While failure is not typical (for a well-designed and installed system), the consequences of failure are high, so an ounce of prevention outweighs a pound of cure. Many municipalities (predominantly dense coastal cities, like Newport and Narragansett) have prohibitions on sump pump discharge in many areas, due to over-capacity drainage systems. In these cases, it is possible to install a basement but it needs to be undertaken with extreme caution and under the direction of a licensed engineer and waterproofing company. The foundation can be made fully sealed (like a boat), but the foundation must be specifically designed to resist buoyant forces so the house doesn’t float! This is a very expensive practice and is typically reserved for very tight or high-priced parcels where space is at a premium.
Now, just because you’ve had an expert design your basement with interior and exterior damp proofing and sub drains doesn’t mean your home free. The designer and excavators still need to take care to follow the basics for any new or existing home to make sure roof and surface water are carried away from the structure. These include:
- Installing gutters, downspouts, or similar features
- Carrying downspouts at least 10’ past the foundation
- Sloping the grade away from the building at least 6″ drop in the first 10’
- Making sure the sub-base is adequately compact to prevent sink-holes and making sure that these are properly filled if they do occur
- Use a membrane waterproofing system for high water table or critical areas (such as a “dimpled” foundation membrane, e..g Delta-MS or similar.
- Bonus points for directing your roof water to a properly designed Best Management Practice (BMP) feature, like a rain garden or drywell. (more on that soon)

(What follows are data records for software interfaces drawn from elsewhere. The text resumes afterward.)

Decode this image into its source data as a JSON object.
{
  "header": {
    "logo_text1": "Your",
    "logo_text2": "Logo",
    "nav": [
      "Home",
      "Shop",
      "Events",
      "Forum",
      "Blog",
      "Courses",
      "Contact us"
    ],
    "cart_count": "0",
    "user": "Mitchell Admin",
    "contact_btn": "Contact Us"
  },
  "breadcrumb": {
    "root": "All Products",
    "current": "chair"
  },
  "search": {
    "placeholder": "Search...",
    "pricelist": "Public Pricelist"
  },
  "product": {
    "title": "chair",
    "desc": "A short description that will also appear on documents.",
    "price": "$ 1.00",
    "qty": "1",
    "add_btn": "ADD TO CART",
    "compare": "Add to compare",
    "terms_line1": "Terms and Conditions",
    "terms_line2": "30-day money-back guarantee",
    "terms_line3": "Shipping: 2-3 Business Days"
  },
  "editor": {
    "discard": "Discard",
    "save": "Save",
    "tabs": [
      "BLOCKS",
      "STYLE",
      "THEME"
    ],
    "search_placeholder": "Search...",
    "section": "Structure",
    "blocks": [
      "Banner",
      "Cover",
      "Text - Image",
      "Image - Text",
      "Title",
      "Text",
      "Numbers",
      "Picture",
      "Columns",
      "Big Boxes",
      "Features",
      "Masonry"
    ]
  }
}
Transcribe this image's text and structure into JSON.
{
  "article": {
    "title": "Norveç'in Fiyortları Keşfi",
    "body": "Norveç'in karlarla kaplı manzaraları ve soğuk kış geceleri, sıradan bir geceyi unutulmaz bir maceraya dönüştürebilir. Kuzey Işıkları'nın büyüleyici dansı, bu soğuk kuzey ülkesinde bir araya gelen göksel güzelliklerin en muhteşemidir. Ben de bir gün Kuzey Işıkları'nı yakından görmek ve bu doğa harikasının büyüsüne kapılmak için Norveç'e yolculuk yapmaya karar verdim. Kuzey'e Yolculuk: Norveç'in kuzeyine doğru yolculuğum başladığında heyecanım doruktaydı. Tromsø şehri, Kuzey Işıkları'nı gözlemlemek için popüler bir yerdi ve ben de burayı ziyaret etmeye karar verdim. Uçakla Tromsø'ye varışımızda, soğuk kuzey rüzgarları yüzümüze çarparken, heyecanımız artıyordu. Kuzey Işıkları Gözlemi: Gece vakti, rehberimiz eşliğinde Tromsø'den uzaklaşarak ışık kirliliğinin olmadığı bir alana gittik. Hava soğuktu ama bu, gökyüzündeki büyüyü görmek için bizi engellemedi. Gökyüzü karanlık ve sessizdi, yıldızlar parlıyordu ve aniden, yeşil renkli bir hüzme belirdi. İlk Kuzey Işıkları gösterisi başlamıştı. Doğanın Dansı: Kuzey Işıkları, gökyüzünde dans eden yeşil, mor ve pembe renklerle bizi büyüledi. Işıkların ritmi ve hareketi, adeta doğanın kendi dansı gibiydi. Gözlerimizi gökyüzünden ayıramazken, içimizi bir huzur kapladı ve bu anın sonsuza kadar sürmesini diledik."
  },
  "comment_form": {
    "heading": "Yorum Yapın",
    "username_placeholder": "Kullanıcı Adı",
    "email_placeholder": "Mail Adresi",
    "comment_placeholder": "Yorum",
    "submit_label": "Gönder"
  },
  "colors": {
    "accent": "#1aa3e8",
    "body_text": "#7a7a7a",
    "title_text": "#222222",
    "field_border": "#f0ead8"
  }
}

- Installing a fixed dehumidifier, with a pump that discharges outside at least 10′ from the foundation (route it out near a downspout). We require this on homes we build, it’s key.
If you have recently bought a new home, and are having trouble with any of the following, then be sure to check out the RI Consumer Protection Statutes for residential construction, specifically Site Drainage and Erosion: http://www.crb.ri.gov/consumerprotection/index.php
Your contractor is responsible for at least a year from the date of sale or occupancy.
TLDR: Get a soils expert to identify your water table and soils type before planning a home with a basement. Involve multiple experts, engineers, soils scientists, and waterproofing contractor to make sure your basement has redundant waterproofing measures. Follow basic guidelines to keep water away from the building, and be aware of the consumer protection statutes.
Get in touch with us for more info on basements: